First, I have to come clean about one thing. In that previous post, I realize that by casually dropping the great Russian novelist's name like that, it might be inferred that I'm some sort of amateur Dostoyevsky expert, or perhaps that I might simply have read a few of his books. Sadly, nothing could be further from the truth. No, in fact, despite being, I feel, a pretty well read guy, I have one (at least one) giant literary blind spot, and that's the Russians.
The Russians are the only group of writers to be so labeled; you never hear anybody say "Have you ever read the French?" or "You simply must read the Japanese" or "I feel the greatest novelists in history are the Americans". Yet you could conceivably hear people say all those things about the Russians. How many writers really fall under that heading, I'm not sure. For instance, I'm pretty sure the late Aleksandr Solzhenitsyn would not be included, despite the fact that he was, without a doubt, Russian. But he was a 20th century writer, and the Russians, I think, need to be from the 19th century. So Dostoyevsky's one, and Tolstoy, and Chekhov, and Gogol. And Pushkin. Who else?
Anyway, as I say, this had been a huge blind spot in my reading life. I've read two plays by Chekhov (The Seagull and Uncle Vanya), and several years back I took a valiant but otherwise doomed stab at reading Dostoyevsky's The Idiot. And that's been it...until now.
Yes, two days ago I started reading Crime and Punishment, and I feel pretty good about my chances this time around. Sure, the names are a chore (I've counted three different "Ivanovna"s so far, but for all I now that will be important later), as is the fact that these Russian bastards are quite intent on telling you every last bit of the story. A character doesn't decide to go somewhere, and then suddenly the scene changes to that new location. No, the character decides to go somewhere, and we follow him every step of the way. I'm also not sure I'm reading the best available translation. But this particular novel is, so far, basically like a 19th century Russian version of Taxi Driver, and once I realized that I perked right up.
Raskalnikov, like Travis Bickle, has gone mad well before we first meet him. He's a poor, unemployed ex-student (a fact which he seems to think carries a lot of weight) living in St. Petersburg, away from his beloved mother and sister, the latter of which is engaged to be married to a man of whom Raskalnikov does not approve. And as Raskalnikov goes through his empty, daily grind, he finds himself increasingly horrified by the world around him, and by the people who inhabit it. However, he does care about those who he feels have been kicked around and had their faces rubbed in the dirt, people whose lives seem even worse than his own. Like Bickle, he seems particularly concerned with the plight of St. Petersburg's prostitutes: at one point, he comes across a drunk young woman on the street and assumes she's a prostitute, and tries vainly to help her; he's also concerned that his sister might go down that same road if he interferes with her marriage.

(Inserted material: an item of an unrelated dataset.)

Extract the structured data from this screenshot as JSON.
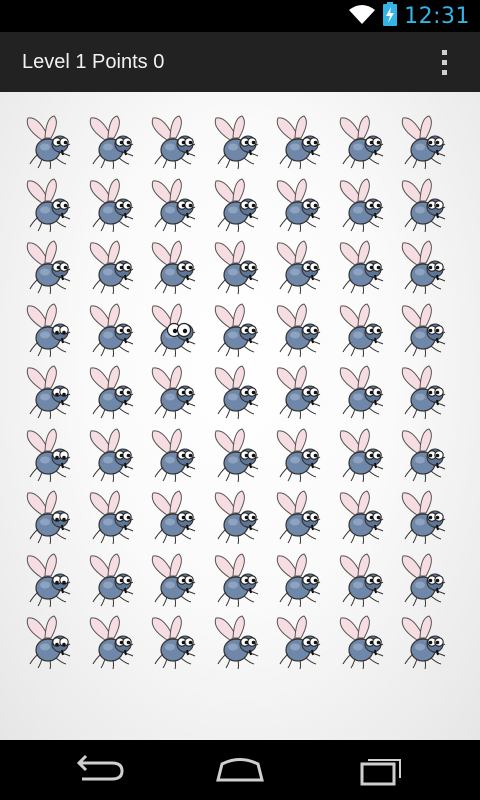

Raskalnikov seeks justice, even though he realizes that the path to justice he's chosen is garbled, unfocused, and possibly evil. That path -- his "project" -- is something he's been thinking about for a long time, and it consists entirely of murdering, with an axe, and old woman to whom he's pawned certain possessions when he's found himself desperately short of cash. This woman has a younger sister, who Raskalnikov knows faintly, and who he's heard suffers terribly under her older sister's wrath. So he will kill this old woman, steal all her money, and use it to help the city's poor and downtrodden.The murder turns into murders, and are far more graphic than I'd expected. Like the final gasp of bloodshed at the end of Taxi Driver, the violence in Crime and Punishment is sudden, brief and gruesome. But unlike Taxi Driver, we feel the full moral horror of what Raskalnikov has done. Critics of Taxi Driver sometimes complain that Scorsese's film ends on a note that might imply the filmmakers condoned Bickle's actions. I've never bought that, but can we be honest about one thing? How many of you really felt a sense of moral outrage over what Bickle does. The men he kills are violent, pedophile rapist pimps. We can say that Bickle should not have done it, that this was not justice, that the police should have handled the situation. But if we read a story in the newspaper about a similar shoot-out taking the lives of similar victims, would a single one of us think, "Oh, those poor men"?
In Crime and Punishment, however, the violence offers no such catharsis, no matter how grubby and shameful. Raskalnikov is completely lost, even further adrift than Travis Bickle. Bickle, in his breakdown, was nevertheless able to focus his rage on one goal: saving Iris. The best Raskalnikov can do is crack open an old women's head so that he can take her money and divvy it out, Robin Hood-style. And this last, "altruistic" element of his plan becomes nebulous and evaporates almost immediately.
So maybe Raskalnikov and Bickle aren't so much alike. But they're both completely alone, partly by choice, and partly because they don't know how to not be alone. And they both see the world crumbling around them, and both can only imagine one way to make things right. One picks up an axe, the other picks up agun.